HOW TO COMPLETE THIS TASK:
Go over the entries and report the lines where the word "true" occurs.

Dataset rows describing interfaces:
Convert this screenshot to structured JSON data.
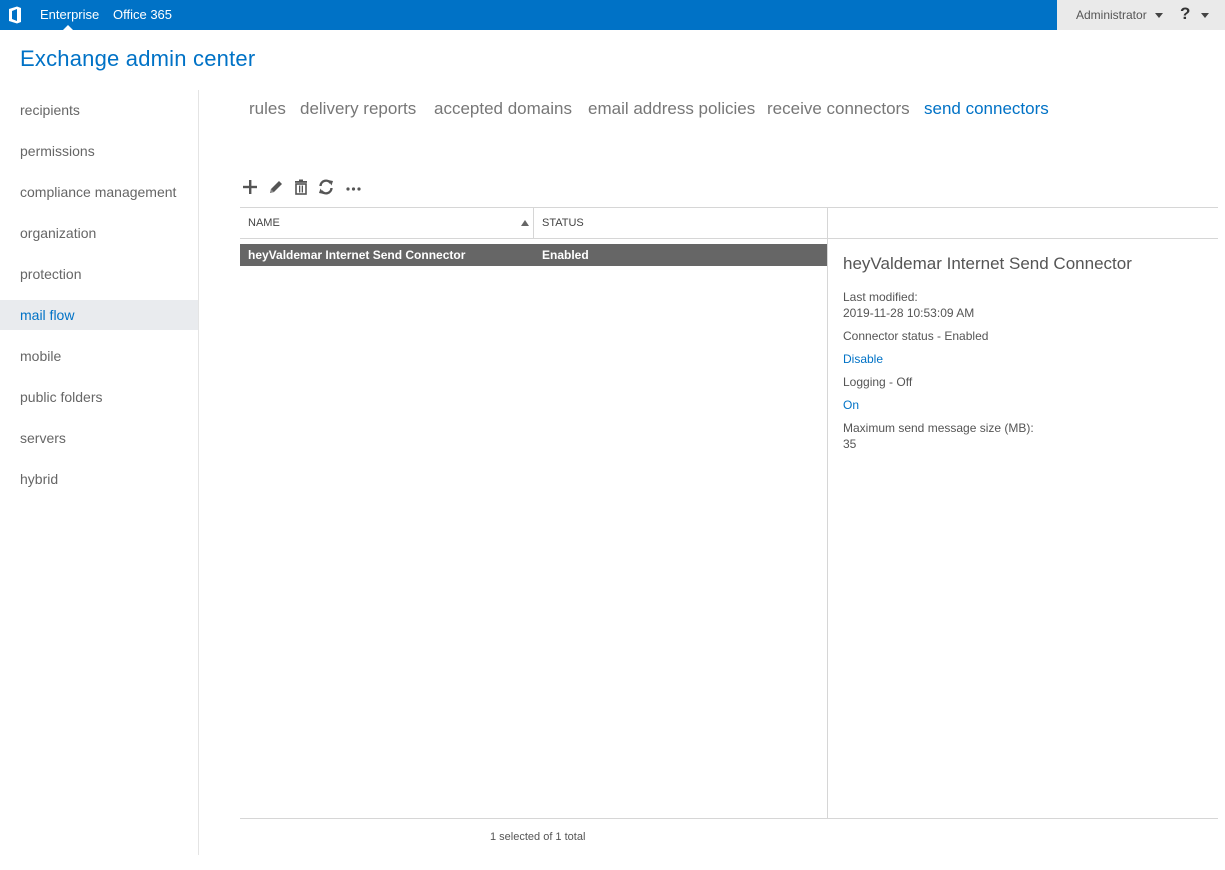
{
  "topbar": {
    "logo_icon": "office-logo-icon",
    "links": [
      "Enterprise",
      "Office 365"
    ],
    "user": "Administrator",
    "help_label": "?"
  },
  "app_title": "Exchange admin center",
  "sidebar": {
    "items": [
      {
        "label": "recipients",
        "active": false
      },
      {
        "label": "permissions",
        "active": false
      },
      {
        "label": "compliance management",
        "active": false
      },
      {
        "label": "organization",
        "active": false
      },
      {
        "label": "protection",
        "active": false
      },
      {
        "label": "mail flow",
        "active": true
      },
      {
        "label": "mobile",
        "active": false
      },
      {
        "label": "public folders",
        "active": false
      },
      {
        "label": "servers",
        "active": false
      },
      {
        "label": "hybrid",
        "active": false
      }
    ]
  },
  "tabs": [
    {
      "label": "rules",
      "active": false
    },
    {
      "label": "delivery reports",
      "active": false
    },
    {
      "label": "accepted domains",
      "active": false
    },
    {
      "label": "email address policies",
      "active": false
    },
    {
      "label": "receive connectors",
      "active": false
    },
    {
      "label": "send connectors",
      "active": true
    }
  ],
  "toolbar": {
    "icons": [
      "add-icon",
      "edit-icon",
      "delete-icon",
      "refresh-icon",
      "more-icon"
    ]
  },
  "list": {
    "columns": [
      "NAME",
      "STATUS"
    ],
    "sort": {
      "column": "NAME",
      "direction": "ascending"
    },
    "rows": [
      {
        "name": "heyValdemar Internet Send Connector",
        "status": "Enabled",
        "selected": true
      }
    ],
    "footer": "1 selected of 1 total"
  },
  "details": {
    "title": "heyValdemar Internet Send Connector",
    "last_modified_label": "Last modified:",
    "last_modified_value": "2019-11-28 10:53:09 AM",
    "connector_status": "Connector status - Enabled",
    "connector_action": "Disable",
    "logging_status": "Logging - Off",
    "logging_action": "On",
    "max_size_label": "Maximum send message size (MB):",
    "max_size_value": "35"
  },
  "colors": {
    "accent": "#0072c6",
    "selected_row": "#666666"
  }
}
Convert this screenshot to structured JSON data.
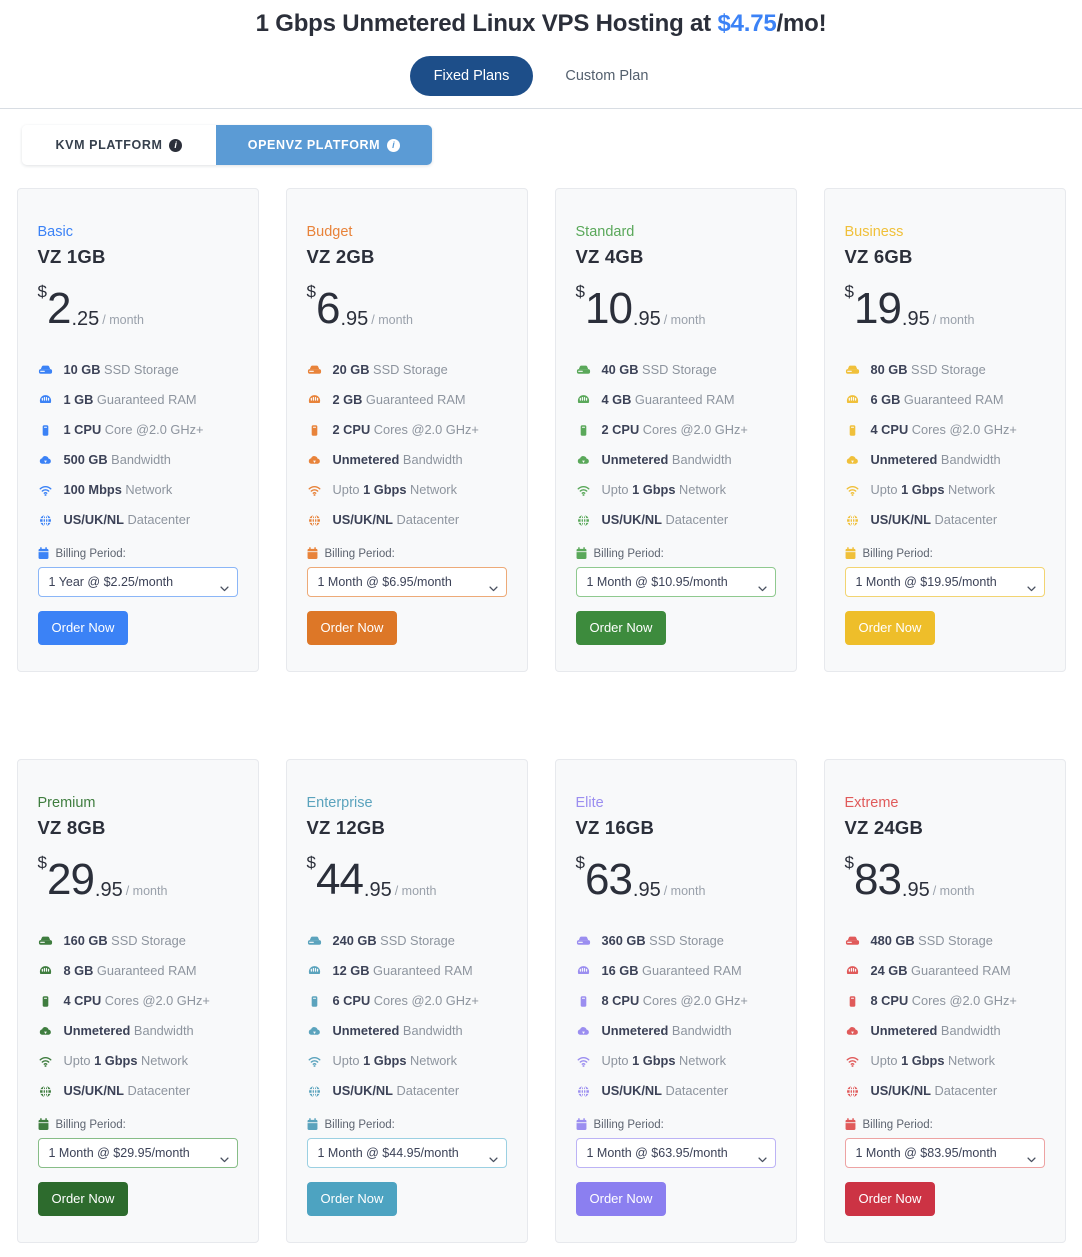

SOLUTION:
        "active": true
      "active": true
        "selected": true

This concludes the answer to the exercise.